Sources of Information Used by Electors

This section explores the sources through which electors receive information during federal general elections.

TV—Top Source of Information on Parties and Candidates

Electors were most likely to point to the television as their main source of information during an election when it comes to political parties and candidates. In all, 41% identified TV as their main source. Newspapers (22%) and the Internet or blogs (19%) followed at a distance. Few of the electors surveyed said they rely on radio (5%), regular mail (3%), or friends, family or parents (2%) as sources of information during an election.


Main Source of Information: Parties and Candidates graph

Text description of "Main Source of Information: Parties and Candidates" graph


In the 'other' category (6%) are social media, brochures and flyers, signage, posters and billboards, personal/door-to-door contact, public debates and open forums, as well as telephone.

Socio-demographic Differences

The likelihood of citing newspapers increased with age, from 9% of youth to 34% of those 55+. This relationship was reversed when it came to the Internet and blogs: it was highest amongst those aged 18-24 (36%) and lowest amongst those 55+ (6%). Additionally, the likelihood of citing television was lower amongst those under 35 than amongst those over 35 (29-31% vs. 43-45%).

The likelihood of citing newspapers and the Internet/blogs increased with formal education, from those with high school or less (12% newspapers; 9% Internet/blogs) to those with a university degree (27% newspapers; 28% Internet/blogs).

Those who are retired or otherwise not in the workforce were most likely to cite television (47% vs. 30-40% of others) and newspapers (30% vs. 9-19% of others) and least apt to cite the Internet or blogs (7% vs. 17-31%).

Men were more likely than women to cite the Internet or blogs (22% vs. 16%).

Members of cell phone-only households were the least likely to cite television (32% vs. 40-48% of others) and newspapers (11% vs. 22-24% of others), and most likely to cite the Internet/blogs (43% vs. 7-18% of others).

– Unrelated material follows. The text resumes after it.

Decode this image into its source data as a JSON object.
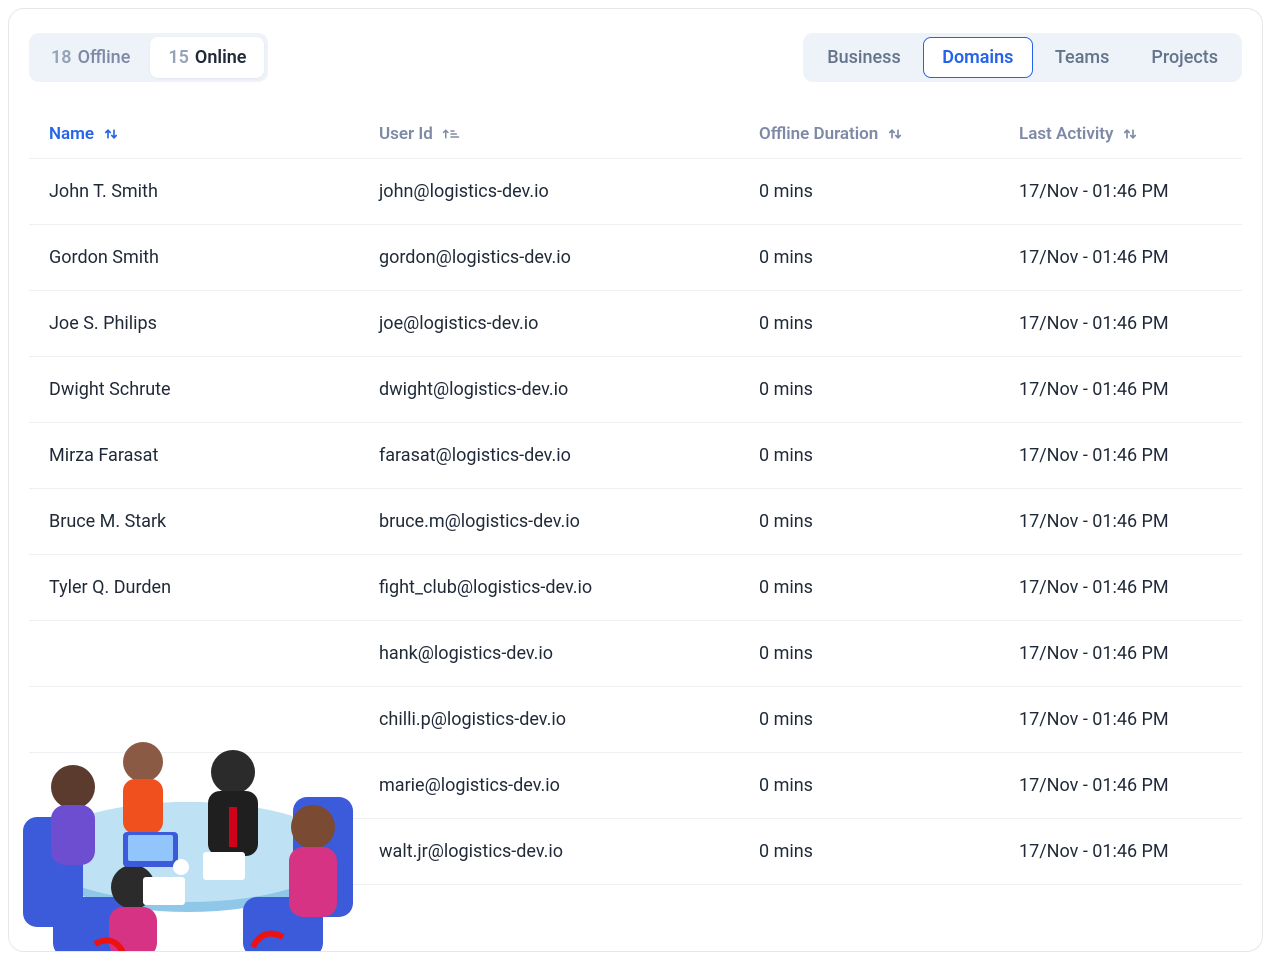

Elections Canada—Top Source of Information on Election Process

When asked to focus on information about the electoral process itself, Elections Canada was the top source, by far. Nearly half (48%) pointed to Elections Canada's brochure, householder/reminder card or leaflet and 7% to Elections Canada's website. Together, then, 55% of respondents identified Elections Canada as their main source of information during an election about the electoral process itself, such as where, when and how to vote.

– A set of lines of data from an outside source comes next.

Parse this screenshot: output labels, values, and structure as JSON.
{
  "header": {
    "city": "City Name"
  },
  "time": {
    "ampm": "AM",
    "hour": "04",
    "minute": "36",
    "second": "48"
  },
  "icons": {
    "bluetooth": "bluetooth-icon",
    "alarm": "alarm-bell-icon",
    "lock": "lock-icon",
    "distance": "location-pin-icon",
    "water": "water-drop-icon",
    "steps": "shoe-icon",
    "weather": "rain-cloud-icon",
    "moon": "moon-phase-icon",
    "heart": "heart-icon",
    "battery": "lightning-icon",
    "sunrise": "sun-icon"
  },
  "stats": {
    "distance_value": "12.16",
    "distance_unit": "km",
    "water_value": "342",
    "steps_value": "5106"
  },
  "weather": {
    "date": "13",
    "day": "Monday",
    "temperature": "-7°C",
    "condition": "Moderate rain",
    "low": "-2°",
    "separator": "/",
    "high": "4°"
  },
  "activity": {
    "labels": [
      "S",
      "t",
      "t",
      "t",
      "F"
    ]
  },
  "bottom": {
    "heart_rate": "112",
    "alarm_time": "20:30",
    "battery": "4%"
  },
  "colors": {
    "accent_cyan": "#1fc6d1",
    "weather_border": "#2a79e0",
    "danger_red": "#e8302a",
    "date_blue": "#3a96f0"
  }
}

As the graph below depicts, a variety of other information sources were identified, but each by only small numbers of respondents.

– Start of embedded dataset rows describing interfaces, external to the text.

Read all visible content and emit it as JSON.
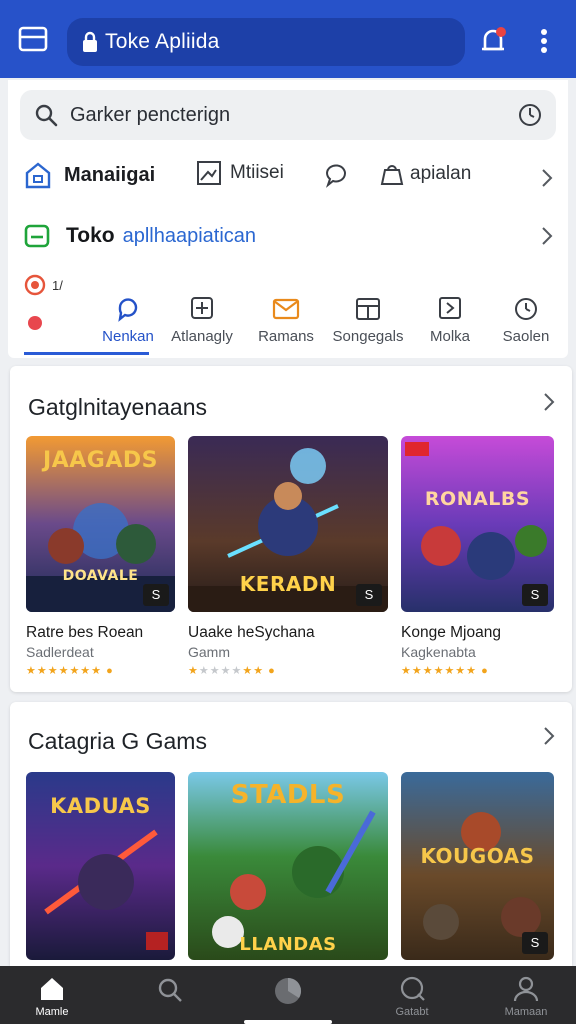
{
  "appbar": {
    "url_text": "Toke Apliida",
    "accent": "#2752c9",
    "icons": [
      "menu-icon",
      "lock-icon",
      "notification-icon",
      "more-vert-icon"
    ]
  },
  "search": {
    "placeholder": "Garker pencterign",
    "icons": [
      "search-icon",
      "timer-icon"
    ]
  },
  "quick_links": [
    {
      "label": "Manaiigai",
      "icon": "house-icon"
    },
    {
      "label": "Mtiisei",
      "icon": "picture-icon"
    },
    {
      "label": "",
      "icon": "chat-icon"
    },
    {
      "label": "apialan",
      "icon": "bag-icon"
    }
  ],
  "toko_row": {
    "label": "Toko",
    "link_text": "apllhaapiatican"
  },
  "mini_status": {
    "text": "1/"
  },
  "categories": [
    {
      "label": "",
      "icon": "dot-icon"
    },
    {
      "label": "Nenkan",
      "icon": "chat-bubble-icon",
      "active": true
    },
    {
      "label": "Atlanagly",
      "icon": "plus-box-icon"
    },
    {
      "label": "Ramans",
      "icon": "mail-icon"
    },
    {
      "label": "Songegals",
      "icon": "calendar-icon"
    },
    {
      "label": "Molka",
      "icon": "arrow-box-icon"
    },
    {
      "label": "Saolen",
      "icon": "clock-icon"
    }
  ],
  "section1": {
    "title": "Gatglnitayenaans",
    "games": [
      {
        "name": "Ratre bes Roean",
        "sub": "Sadlerdeat",
        "art_title": "JAAGADS",
        "art_sub": "DOAVALE",
        "badge": "S",
        "rating": 5
      },
      {
        "name": "Uaake heSychana",
        "sub": "Gamm",
        "art_title": "KERADN",
        "art_sub": "",
        "badge": "S",
        "rating": 3
      },
      {
        "name": "Konge Mjoang",
        "sub": "Kagkenabta",
        "art_title": "RONALBS",
        "art_sub": "",
        "badge": "S",
        "rating": 5
      }
    ]
  },
  "section2": {
    "title": "Catagria G Gams",
    "games": [
      {
        "art_title": "KADUAS",
        "badge": ""
      },
      {
        "art_title": "STADLS",
        "art_sub": "LLANDAS",
        "badge": ""
      },
      {
        "art_title": "KOUGOAS",
        "badge": "S"
      }
    ]
  },
  "bottom_nav": [
    {
      "label": "Mamle",
      "icon": "home-icon",
      "active": true
    },
    {
      "label": "",
      "icon": "search-icon"
    },
    {
      "label": "",
      "icon": "circle-icon"
    },
    {
      "label": "Gatabt",
      "icon": "globe-icon"
    },
    {
      "label": "Mamaan",
      "icon": "person-icon"
    }
  ]
}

Main Source of Information: Election Process graph

Text description of "Main Source of Information: Election Process" graph


Socio-demographic Differences

The likelihood of citing the Elections Canada brochure was highest amongst:

  • Francophones (60%).
  • University graduates (56%).
  • Older Canadians (54%).
  • Those who are retired or otherwise not in the workforce (54%).
  • Women (51%).
  • Members of dual service households (50%).

Few Needed to Take Action to Find Out Where to Vote

Only 7% of respondents needed to make an additional effort to find out when or where to vote during the last federal general election.

Among those who took some action (n=64 Footnote 3), most of these electors (41%) contacted Elections Canada in one way or another. They visited the Elections Canada website, called Elections Canada directly, consulted Elections Canada's various written materials, or visited an Elections Canada office, while slightly less than one in four (24%) asked their friends or family and 6% contacted a political party or candidate.

Action(s) Taken to Find out Where to Vote

Q19: What action did you need to take to find out when or where to vote?

Actions %
Asked family/friends 24%
Visited EC website 21%
Looked online/Google search 12%
Called EC 10%
Consulted EC written materials 8%
Contacted party/candidate 6%
Saw it in media 3%
Contacted local government 2%
Visited EC office 2%
Other 5%

Multiple responses accepted; refused: 1%
Base: those who took action; n=64



Footnote 3 Caution should be exercised when interpreting these results due to the small sample size.